We are currently updating this website. Would you like to join our team of volunteers and help out?

Massey Bridge Machinations 2 (2017-04)

An April 5, 2017 column by The Vancouver Sun’s political columnist, Vaughn Palmer, described how the B.C. government’s pre-construction / pre-election photo-op for the $3.5 billion Massey Bridge project was hijacked by a group protesting the mega-project. TABC Member Stephen Rees penned a letter to the paper responding to Palmer’s column.

Stephen’s letter follows:

“Vaughn Palmer’s characterization of the protest at the tunnel ceremony is not accurate. There are real alternatives to the $3.5bn vanity project that have not been adequately examined.

The real problem is congestion at peak periods. Traffic through the tunnel has actually been in steady decline for the last ten years. However, the Port of Vancouver operates the container terminal on bankers’ hours. Monday to Friday 8am to 4pm. No other port operates like that. It ensures that truck traffic uses the tunnel at peak periods, and makes the congestion worse. That is deliberate. It helps the port make the case for tunnel removal. There are plenty of records available that demonstrate the Port’s long term strategy for deepening the dredging of the channel – and the tunnel prevents that. In the short term, simply banning trucks at peak periods – and opening the container collection and delivery facilities 24/7 – will relieve the present problem. 

In the longer term, congestion can never be solved by widening roads. Never has done, never will do. All that does is move the line-up to somewhere else. The only way to reduce car traffic is increase transit service. One bus can carry many more people in 40’ of road than cars can. The province has already invested in bus lanes both sides of the tunnel but service needs to be increased. And when that isn’t enough, add another tube on the river bed carrying light rail. 

As for the claim that the “full freight will be covered by tolls”, it has not worked for the Port Mann or the Golden Ears. Why would the Massey replacement be any different?”

The bridge’s financial model is now even more dependent on taxpayer subsidisation as both major political parties have announced policies (April 9, 2017) to reduce tolls collected on Lower Mainland bridges.

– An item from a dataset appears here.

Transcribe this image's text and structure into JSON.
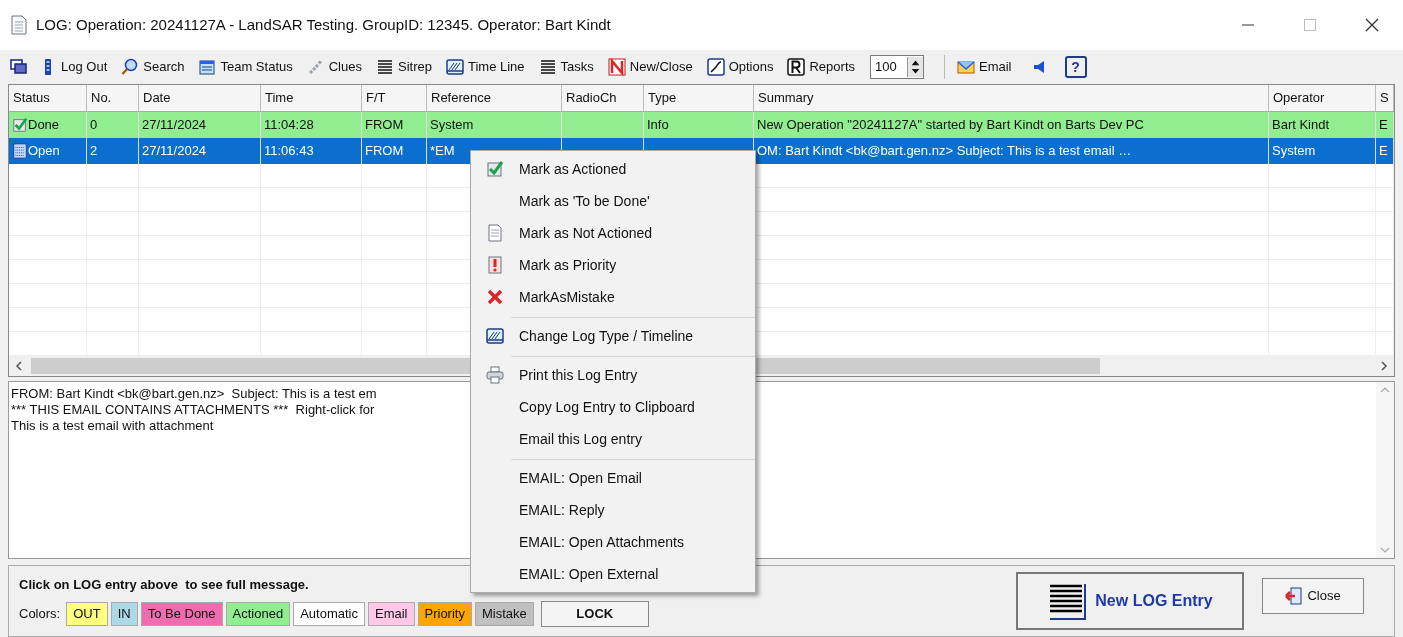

The Liberals will cap annual tolls at $500 and the NDP will eliminate tolls altogether. No word from either party if transit “tolls” will also be capped or eliminated.

Stephen’s blog at https://stephenrees.wordpress.com/ contains a wealth of additional information debunking much of the government’s claims about the bridge,


About the Author

Rick Jelfs

Rick Jelfs is the Secretary of Transport Action BC

Related Content